Extracted data entries
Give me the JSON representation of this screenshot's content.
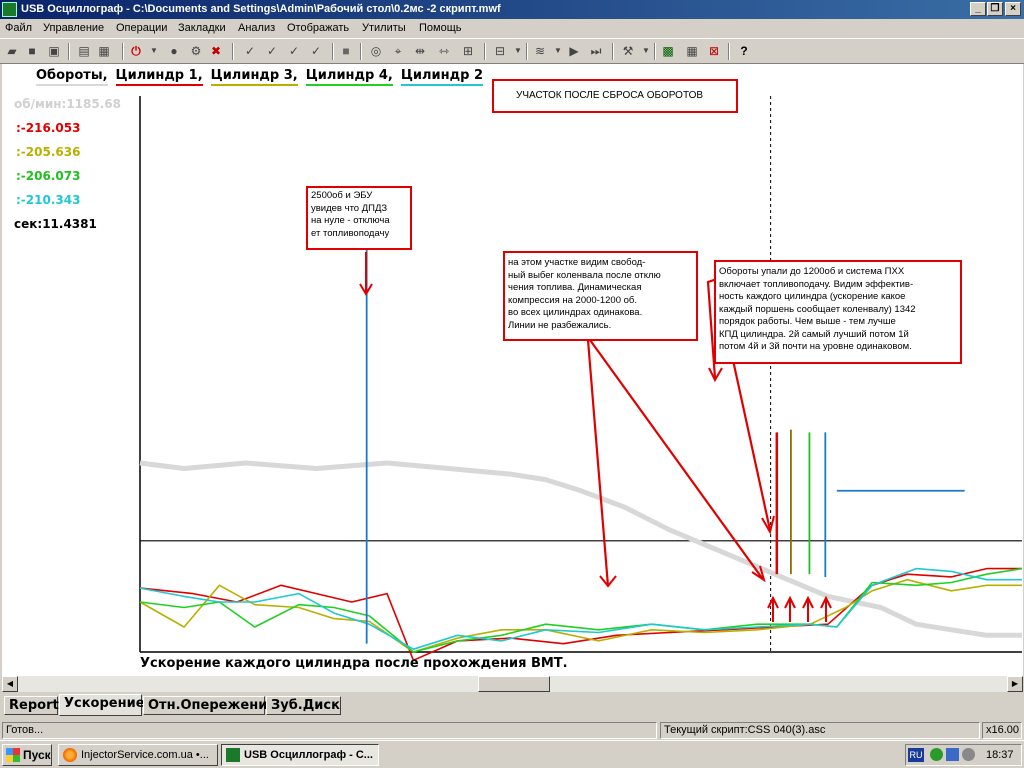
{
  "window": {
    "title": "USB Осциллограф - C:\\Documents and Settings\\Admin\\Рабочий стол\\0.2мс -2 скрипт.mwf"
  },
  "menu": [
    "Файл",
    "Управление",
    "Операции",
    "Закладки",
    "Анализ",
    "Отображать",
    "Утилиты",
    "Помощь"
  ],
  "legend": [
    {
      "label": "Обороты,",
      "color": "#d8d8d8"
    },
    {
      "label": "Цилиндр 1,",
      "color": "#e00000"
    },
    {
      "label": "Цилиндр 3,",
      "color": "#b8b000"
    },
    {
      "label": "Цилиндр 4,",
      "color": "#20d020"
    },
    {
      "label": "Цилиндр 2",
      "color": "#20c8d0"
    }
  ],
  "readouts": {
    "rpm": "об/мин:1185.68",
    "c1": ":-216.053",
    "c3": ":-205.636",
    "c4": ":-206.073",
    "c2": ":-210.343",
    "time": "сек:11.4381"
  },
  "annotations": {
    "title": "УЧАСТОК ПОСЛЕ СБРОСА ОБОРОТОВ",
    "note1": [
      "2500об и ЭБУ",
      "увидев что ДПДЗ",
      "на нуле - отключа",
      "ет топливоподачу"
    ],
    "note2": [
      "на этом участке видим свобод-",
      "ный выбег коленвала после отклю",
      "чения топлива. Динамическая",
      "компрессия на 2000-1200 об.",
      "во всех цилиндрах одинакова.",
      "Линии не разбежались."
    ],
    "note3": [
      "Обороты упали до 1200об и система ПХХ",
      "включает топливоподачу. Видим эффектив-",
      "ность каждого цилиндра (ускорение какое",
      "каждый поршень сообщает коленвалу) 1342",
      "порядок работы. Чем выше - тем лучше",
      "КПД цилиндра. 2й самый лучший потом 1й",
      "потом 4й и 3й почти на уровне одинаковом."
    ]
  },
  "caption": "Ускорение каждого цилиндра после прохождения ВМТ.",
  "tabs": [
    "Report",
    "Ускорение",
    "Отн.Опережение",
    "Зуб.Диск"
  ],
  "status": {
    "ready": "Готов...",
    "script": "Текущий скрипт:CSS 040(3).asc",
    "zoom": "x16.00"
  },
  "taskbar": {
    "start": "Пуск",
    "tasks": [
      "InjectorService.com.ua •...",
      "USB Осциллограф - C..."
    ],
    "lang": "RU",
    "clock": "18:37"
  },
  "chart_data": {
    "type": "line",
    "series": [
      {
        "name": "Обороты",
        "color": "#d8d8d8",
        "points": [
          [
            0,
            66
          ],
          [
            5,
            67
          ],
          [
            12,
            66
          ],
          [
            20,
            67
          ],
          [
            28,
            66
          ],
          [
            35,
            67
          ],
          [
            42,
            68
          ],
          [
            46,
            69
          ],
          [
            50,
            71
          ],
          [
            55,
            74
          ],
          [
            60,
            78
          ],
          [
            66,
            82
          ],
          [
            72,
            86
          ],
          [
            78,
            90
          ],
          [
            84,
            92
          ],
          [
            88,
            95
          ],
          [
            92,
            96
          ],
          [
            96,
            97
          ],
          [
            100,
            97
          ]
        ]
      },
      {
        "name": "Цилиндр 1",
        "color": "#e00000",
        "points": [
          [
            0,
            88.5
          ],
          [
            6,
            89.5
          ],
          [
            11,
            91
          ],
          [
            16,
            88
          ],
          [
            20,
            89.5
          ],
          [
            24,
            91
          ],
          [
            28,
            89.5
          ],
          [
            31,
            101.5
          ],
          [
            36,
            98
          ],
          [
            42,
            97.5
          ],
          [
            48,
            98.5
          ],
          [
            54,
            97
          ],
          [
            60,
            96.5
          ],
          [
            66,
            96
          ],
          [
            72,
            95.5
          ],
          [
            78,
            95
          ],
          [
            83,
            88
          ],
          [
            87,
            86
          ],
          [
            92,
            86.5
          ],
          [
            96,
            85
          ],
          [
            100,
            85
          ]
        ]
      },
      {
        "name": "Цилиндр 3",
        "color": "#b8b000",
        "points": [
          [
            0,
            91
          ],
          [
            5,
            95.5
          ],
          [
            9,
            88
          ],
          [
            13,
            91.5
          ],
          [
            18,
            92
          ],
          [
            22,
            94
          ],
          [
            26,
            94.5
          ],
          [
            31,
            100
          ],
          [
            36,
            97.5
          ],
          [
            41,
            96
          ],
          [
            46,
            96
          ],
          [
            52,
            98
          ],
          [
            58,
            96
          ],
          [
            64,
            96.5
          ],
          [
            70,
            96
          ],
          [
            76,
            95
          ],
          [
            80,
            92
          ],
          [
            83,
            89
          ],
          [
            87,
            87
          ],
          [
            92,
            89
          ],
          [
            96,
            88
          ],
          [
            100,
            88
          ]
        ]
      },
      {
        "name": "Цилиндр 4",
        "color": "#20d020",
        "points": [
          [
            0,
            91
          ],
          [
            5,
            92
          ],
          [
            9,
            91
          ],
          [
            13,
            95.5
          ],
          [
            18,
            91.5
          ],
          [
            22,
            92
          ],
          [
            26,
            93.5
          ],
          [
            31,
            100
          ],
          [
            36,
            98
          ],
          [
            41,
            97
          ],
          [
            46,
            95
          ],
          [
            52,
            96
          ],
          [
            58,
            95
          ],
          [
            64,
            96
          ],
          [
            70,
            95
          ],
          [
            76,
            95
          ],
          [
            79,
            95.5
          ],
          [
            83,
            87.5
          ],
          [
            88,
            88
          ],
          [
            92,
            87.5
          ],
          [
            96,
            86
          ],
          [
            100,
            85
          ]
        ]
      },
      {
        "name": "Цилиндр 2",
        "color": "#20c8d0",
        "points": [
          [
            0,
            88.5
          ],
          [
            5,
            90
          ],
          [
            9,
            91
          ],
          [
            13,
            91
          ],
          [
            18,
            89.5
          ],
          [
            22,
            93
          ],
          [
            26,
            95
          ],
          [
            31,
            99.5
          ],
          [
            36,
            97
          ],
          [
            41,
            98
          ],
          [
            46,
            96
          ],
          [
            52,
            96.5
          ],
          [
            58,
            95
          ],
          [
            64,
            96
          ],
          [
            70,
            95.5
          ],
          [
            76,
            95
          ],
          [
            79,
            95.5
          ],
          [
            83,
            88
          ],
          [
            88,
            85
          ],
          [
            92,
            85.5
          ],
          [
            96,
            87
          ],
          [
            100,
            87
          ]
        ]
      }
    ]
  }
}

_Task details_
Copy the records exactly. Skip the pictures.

_Answer to this problem_
Give me the JSON representation of this screenshot's content.
{
  "window": {
    "title": "USB Осциллограф - C:\\Documents and Settings\\Admin\\Рабочий стол\\0.2мс -2 скрипт.mwf"
  },
  "menu": [
    "Файл",
    "Управление",
    "Операции",
    "Закладки",
    "Анализ",
    "Отображать",
    "Утилиты",
    "Помощь"
  ],
  "legend": [
    {
      "label": "Обороты,",
      "color": "#d8d8d8"
    },
    {
      "label": "Цилиндр 1,",
      "color": "#e00000"
    },
    {
      "label": "Цилиндр 3,",
      "color": "#b8b000"
    },
    {
      "label": "Цилиндр 4,",
      "color": "#20d020"
    },
    {
      "label": "Цилиндр 2",
      "color": "#20c8d0"
    }
  ],
  "readouts": {
    "rpm": "об/мин:1185.68",
    "c1": ":-216.053",
    "c3": ":-205.636",
    "c4": ":-206.073",
    "c2": ":-210.343",
    "time": "сек:11.4381"
  },
  "annotations": {
    "title": "УЧАСТОК ПОСЛЕ СБРОСА ОБОРОТОВ",
    "note1": [
      "2500об и ЭБУ",
      "увидев что ДПДЗ",
      "на нуле - отключа",
      "ет топливоподачу"
    ],
    "note2": [
      "на этом участке видим свобод-",
      "ный выбег коленвала после отклю",
      "чения топлива. Динамическая",
      "компрессия на 2000-1200 об.",
      "во всех цилиндрах одинакова.",
      "Линии не разбежались."
    ],
    "note3": [
      "Обороты упали до 1200об и система ПХХ",
      "включает топливоподачу. Видим эффектив-",
      "ность каждого цилиндра (ускорение какое",
      "каждый поршень сообщает коленвалу) 1342",
      "порядок работы. Чем выше - тем лучше",
      "КПД цилиндра. 2й самый лучший потом 1й",
      "потом 4й и 3й почти на уровне одинаковом."
    ]
  },
  "caption": "Ускорение каждого цилиндра после прохождения ВМТ.",
  "tabs": [
    "Report",
    "Ускорение",
    "Отн.Опережение",
    "Зуб.Диск"
  ],
  "status": {
    "ready": "Готов...",
    "script": "Текущий скрипт:CSS 040(3).asc",
    "zoom": "x16.00"
  },
  "taskbar": {
    "start": "Пуск",
    "tasks": [
      "InjectorService.com.ua •...",
      "USB Осциллограф - C..."
    ],
    "lang": "RU",
    "clock": "18:37"
  },
  "chart_data": {
    "type": "line",
    "series": [
      {
        "name": "Обороты",
        "color": "#d8d8d8",
        "points": [
          [
            0,
            66
          ],
          [
            5,
            67
          ],
          [
            12,
            66
          ],
          [
            20,
            67
          ],
          [
            28,
            66
          ],
          [
            35,
            67
          ],
          [
            42,
            68
          ],
          [
            46,
            69
          ],
          [
            50,
            71
          ],
          [
            55,
            74
          ],
          [
            60,
            78
          ],
          [
            66,
            82
          ],
          [
            72,
            86
          ],
          [
            78,
            90
          ],
          [
            84,
            92
          ],
          [
            88,
            95
          ],
          [
            92,
            96
          ],
          [
            96,
            97
          ],
          [
            100,
            97
          ]
        ]
      },
      {
        "name": "Цилиндр 1",
        "color": "#e00000",
        "points": [
          [
            0,
            88.5
          ],
          [
            6,
            89.5
          ],
          [
            11,
            91
          ],
          [
            16,
            88
          ],
          [
            20,
            89.5
          ],
          [
            24,
            91
          ],
          [
            28,
            89.5
          ],
          [
            31,
            101.5
          ],
          [
            36,
            98
          ],
          [
            42,
            97.5
          ],
          [
            48,
            98.5
          ],
          [
            54,
            97
          ],
          [
            60,
            96.5
          ],
          [
            66,
            96
          ],
          [
            72,
            95.5
          ],
          [
            78,
            95
          ],
          [
            83,
            88
          ],
          [
            87,
            86
          ],
          [
            92,
            86.5
          ],
          [
            96,
            85
          ],
          [
            100,
            85
          ]
        ]
      },
      {
        "name": "Цилиндр 3",
        "color": "#b8b000",
        "points": [
          [
            0,
            91
          ],
          [
            5,
            95.5
          ],
          [
            9,
            88
          ],
          [
            13,
            91.5
          ],
          [
            18,
            92
          ],
          [
            22,
            94
          ],
          [
            26,
            94.5
          ],
          [
            31,
            100
          ],
          [
            36,
            97.5
          ],
          [
            41,
            96
          ],
          [
            46,
            96
          ],
          [
            52,
            98
          ],
          [
            58,
            96
          ],
          [
            64,
            96.5
          ],
          [
            70,
            96
          ],
          [
            76,
            95
          ],
          [
            80,
            92
          ],
          [
            83,
            89
          ],
          [
            87,
            87
          ],
          [
            92,
            89
          ],
          [
            96,
            88
          ],
          [
            100,
            88
          ]
        ]
      },
      {
        "name": "Цилиндр 4",
        "color": "#20d020",
        "points": [
          [
            0,
            91
          ],
          [
            5,
            92
          ],
          [
            9,
            91
          ],
          [
            13,
            95.5
          ],
          [
            18,
            91.5
          ],
          [
            22,
            92
          ],
          [
            26,
            93.5
          ],
          [
            31,
            100
          ],
          [
            36,
            98
          ],
          [
            41,
            97
          ],
          [
            46,
            95
          ],
          [
            52,
            96
          ],
          [
            58,
            95
          ],
          [
            64,
            96
          ],
          [
            70,
            95
          ],
          [
            76,
            95
          ],
          [
            79,
            95.5
          ],
          [
            83,
            87.5
          ],
          [
            88,
            88
          ],
          [
            92,
            87.5
          ],
          [
            96,
            86
          ],
          [
            100,
            85
          ]
        ]
      },
      {
        "name": "Цилиндр 2",
        "color": "#20c8d0",
        "points": [
          [
            0,
            88.5
          ],
          [
            5,
            90
          ],
          [
            9,
            91
          ],
          [
            13,
            91
          ],
          [
            18,
            89.5
          ],
          [
            22,
            93
          ],
          [
            26,
            95
          ],
          [
            31,
            99.5
          ],
          [
            36,
            97
          ],
          [
            41,
            98
          ],
          [
            46,
            96
          ],
          [
            52,
            96.5
          ],
          [
            58,
            95
          ],
          [
            64,
            96
          ],
          [
            70,
            95.5
          ],
          [
            76,
            95
          ],
          [
            79,
            95.5
          ],
          [
            83,
            88
          ],
          [
            88,
            85
          ],
          [
            92,
            85.5
          ],
          [
            96,
            87
          ],
          [
            100,
            87
          ]
        ]
      }
    ]
  }
}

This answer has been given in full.